example, searching Disney will yield results about the Walt Disney Company as well as Walt Disney
World Resort. To exclude mentions of Disney World, search for Disney -World or Disney
When using one of these operators with a phrase, enclose it in quotation marks. For example, you can
find results about smartphones excluding Apple's iPhone 4S by searching smartphone -"iPhone
Exact case matching or punctuation
If you're searching for a brand name or keyword that relies on specific punctuation marks or capitalization, you can
find results that match your exact query by adding matchcase: before the keyword you're searching for, like matchcase:E*TRADE .
Use parentheses to separate multiple
boolean phrases. For example, to find journalists talking about having fun in Disney World or
Disneyland, search for ("disney world" OR disneyland) AND fun.
An asterisk can be used to search for any variation of a root word truncated by the asterisk. For example, searching for admin* will return results for administrator, administration, administer, administered, etc.
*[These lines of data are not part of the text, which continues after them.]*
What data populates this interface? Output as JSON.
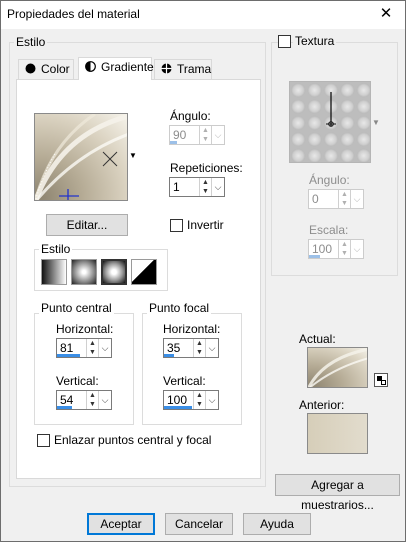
{
  "window": {
    "title": "Propiedades del material",
    "close_glyph": "✕"
  },
  "left": {
    "group_label": "Estilo",
    "tabs": [
      {
        "label": "Color",
        "icon": "filled-circle-icon"
      },
      {
        "label": "Gradiente",
        "icon": "half-circle-icon"
      },
      {
        "label": "Trama",
        "icon": "globe-pattern-icon"
      }
    ],
    "active_tab": "Gradiente",
    "angle": {
      "label": "Ángulo:",
      "value": "90",
      "enabled": false,
      "level": 0.25
    },
    "repetitions": {
      "label": "Repeticiones:",
      "value": "1",
      "level": 0.0
    },
    "edit_button": "Editar...",
    "invert": {
      "label": "Invertir",
      "checked": false
    },
    "style_group": {
      "label": "Estilo",
      "options": [
        "linear",
        "rectangular",
        "sunburst",
        "radial"
      ],
      "selected": "sunburst"
    },
    "center_point": {
      "label": "Punto central",
      "horizontal": {
        "label": "Horizontal:",
        "value": "81",
        "level": 0.81
      },
      "vertical": {
        "label": "Vertical:",
        "value": "54",
        "level": 0.54
      }
    },
    "focal_point": {
      "label": "Punto focal",
      "horizontal": {
        "label": "Horizontal:",
        "value": "35",
        "level": 0.35
      },
      "vertical": {
        "label": "Vertical:",
        "value": "100",
        "level": 1.0
      }
    },
    "link_points": {
      "label": "Enlazar puntos central y focal",
      "checked": false
    }
  },
  "right": {
    "texture": {
      "label": "Textura",
      "checked": false
    },
    "angle": {
      "label": "Ángulo:",
      "value": "0",
      "enabled": false,
      "level": 0.0
    },
    "scale": {
      "label": "Escala:",
      "value": "100",
      "enabled": false,
      "level": 0.4
    },
    "current_label": "Actual:",
    "previous_label": "Anterior:",
    "add_swatches_button": "Agregar a muestrarios..."
  },
  "footer": {
    "ok": "Aceptar",
    "cancel": "Cancelar",
    "help": "Ayuda"
  },
  "colors": {
    "accent": "#0078d7",
    "bar": "#3a8ee6",
    "gradient_light": "#f2efe6",
    "gradient_dark": "#a39a82"
  }
}
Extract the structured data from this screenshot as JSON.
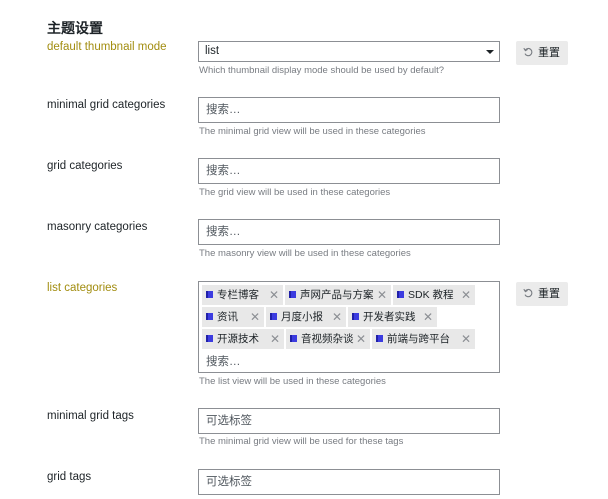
{
  "section": {
    "title": "主题设置"
  },
  "reset_label": "重置",
  "default_thumbnail_mode": {
    "label": "default thumbnail mode",
    "value": "list",
    "description": "Which thumbnail display mode should be used by default?"
  },
  "minimal_grid_categories": {
    "label": "minimal grid categories",
    "placeholder": "搜索…",
    "description": "The minimal grid view will be used in these categories"
  },
  "grid_categories": {
    "label": "grid categories",
    "placeholder": "搜索…",
    "description": "The grid view will be used in these categories"
  },
  "masonry_categories": {
    "label": "masonry categories",
    "placeholder": "搜索…",
    "description": "The masonry view will be used in these categories"
  },
  "list_categories": {
    "label": "list categories",
    "tags": [
      "专栏博客",
      "声网产品与方案",
      "SDK 教程",
      "资讯",
      "月度小报",
      "开发者实践",
      "开源技术",
      "音视频杂谈",
      "前端与跨平台"
    ],
    "remove_glyph": "✕",
    "placeholder": "搜索…",
    "description": "The list view will be used in these categories"
  },
  "minimal_grid_tags": {
    "label": "minimal grid tags",
    "placeholder": "可选标签",
    "description": "The minimal grid view will be used for these tags"
  },
  "grid_tags": {
    "label": "grid tags",
    "placeholder": "可选标签"
  }
}
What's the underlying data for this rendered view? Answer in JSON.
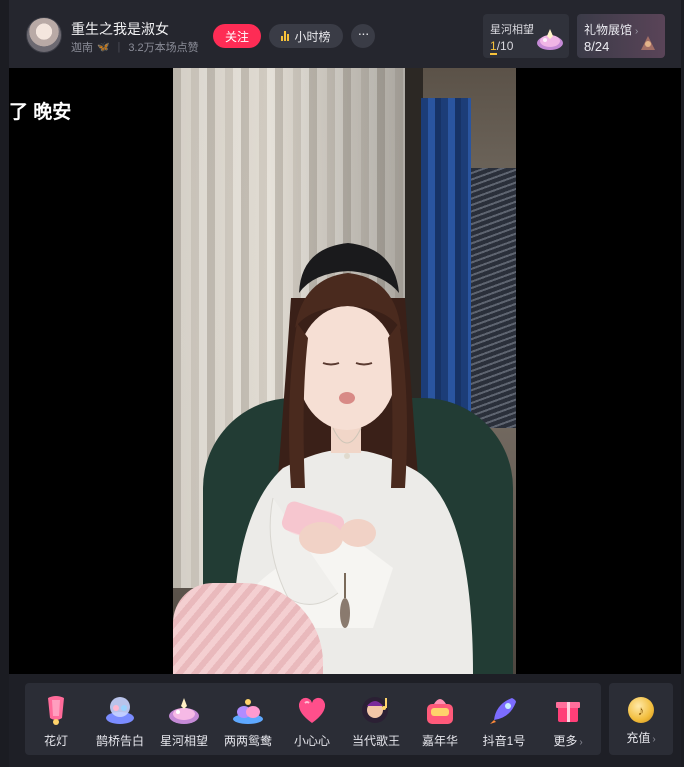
{
  "header": {
    "streamer_name": "重生之我是淑女",
    "sub_name": "迦南",
    "likes": "3.2万本场点赞",
    "follow_label": "关注",
    "rank_label": "小时榜",
    "more_label": "···",
    "star_card": {
      "title": "星河相望",
      "current": "1",
      "total": "/10"
    },
    "gift_hall": {
      "title": "礼物展馆",
      "chevron": "›",
      "progress": "8/24"
    }
  },
  "video": {
    "danmaku": "了 晚安"
  },
  "gift_bar": {
    "items": [
      {
        "label": "花灯",
        "icon": "lantern-icon"
      },
      {
        "label": "鹊桥告白",
        "icon": "magpie-bridge-icon"
      },
      {
        "label": "星河相望",
        "icon": "star-river-icon"
      },
      {
        "label": "两两鸳鸯",
        "icon": "mandarin-duck-icon"
      },
      {
        "label": "小心心",
        "icon": "heart-icon"
      },
      {
        "label": "当代歌王",
        "icon": "song-king-icon"
      },
      {
        "label": "嘉年华",
        "icon": "carnival-icon"
      },
      {
        "label": "抖音1号",
        "icon": "rocket-icon"
      }
    ],
    "more_label": "更多",
    "recharge_label": "充值",
    "chevron": "›"
  },
  "colors": {
    "follow": "#fe2c55",
    "accent_yellow": "#f7c23a",
    "background": "#1b1c22"
  }
}
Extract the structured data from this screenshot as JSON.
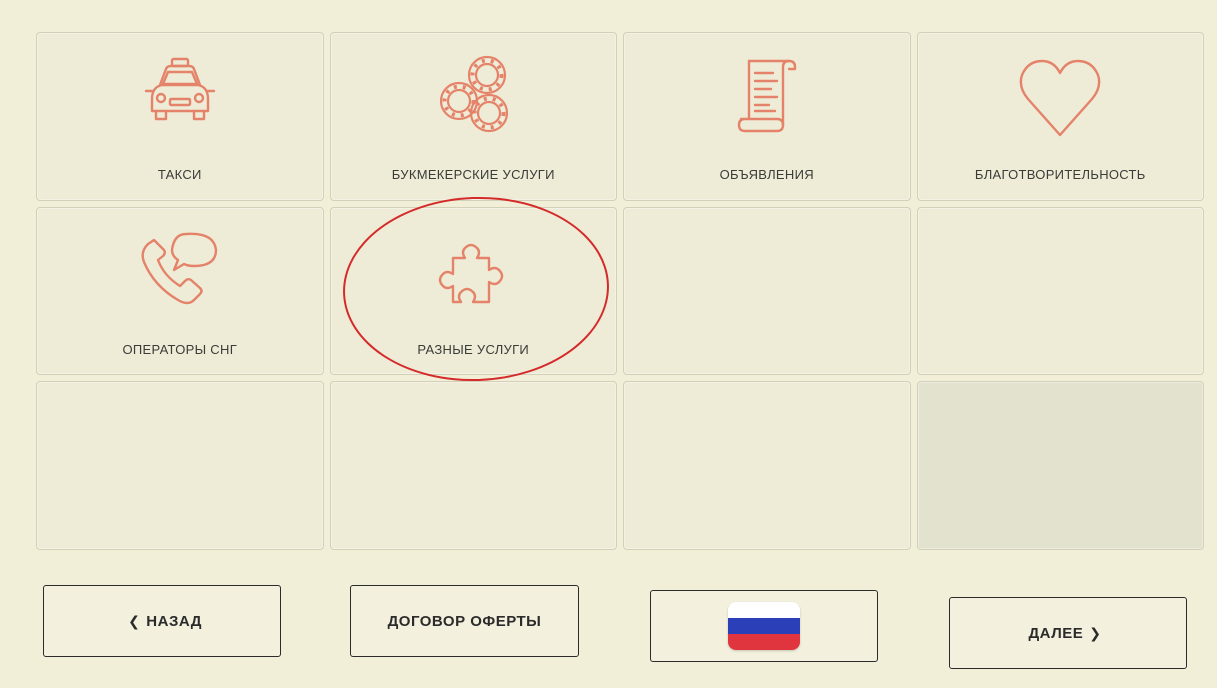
{
  "colors": {
    "background": "#f1efd7",
    "icon_stroke": "#e4836a",
    "highlight": "#d42a2a",
    "flag_white": "#ffffff",
    "flag_blue": "#2a3fb8",
    "flag_red": "#e0353f"
  },
  "tiles": [
    {
      "label": "ТАКСИ",
      "icon": "taxi-icon"
    },
    {
      "label": "БУКМЕКЕРСКИЕ УСЛУГИ",
      "icon": "casino-chips-icon"
    },
    {
      "label": "ОБЪЯВЛЕНИЯ",
      "icon": "scroll-icon"
    },
    {
      "label": "БЛАГОТВОРИТЕЛЬНОСТЬ",
      "icon": "heart-icon"
    },
    {
      "label": "ОПЕРАТОРЫ СНГ",
      "icon": "phone-chat-icon"
    },
    {
      "label": "РАЗНЫЕ УСЛУГИ",
      "icon": "puzzle-icon"
    }
  ],
  "footer": {
    "back_label": "НАЗАД",
    "offer_label": "ДОГОВОР ОФЕРТЫ",
    "next_label": "ДАЛЕЕ",
    "language_icon": "russian-flag-icon"
  }
}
A near operator is an AND operator where you can control the distance between the words. You can vary the distance the near operation uses by adding a forward slash and number (between 0-99) such as strawberries NEAR/10 "whipped cream", which means the strawberries must exist within 10 words of "whipped cream".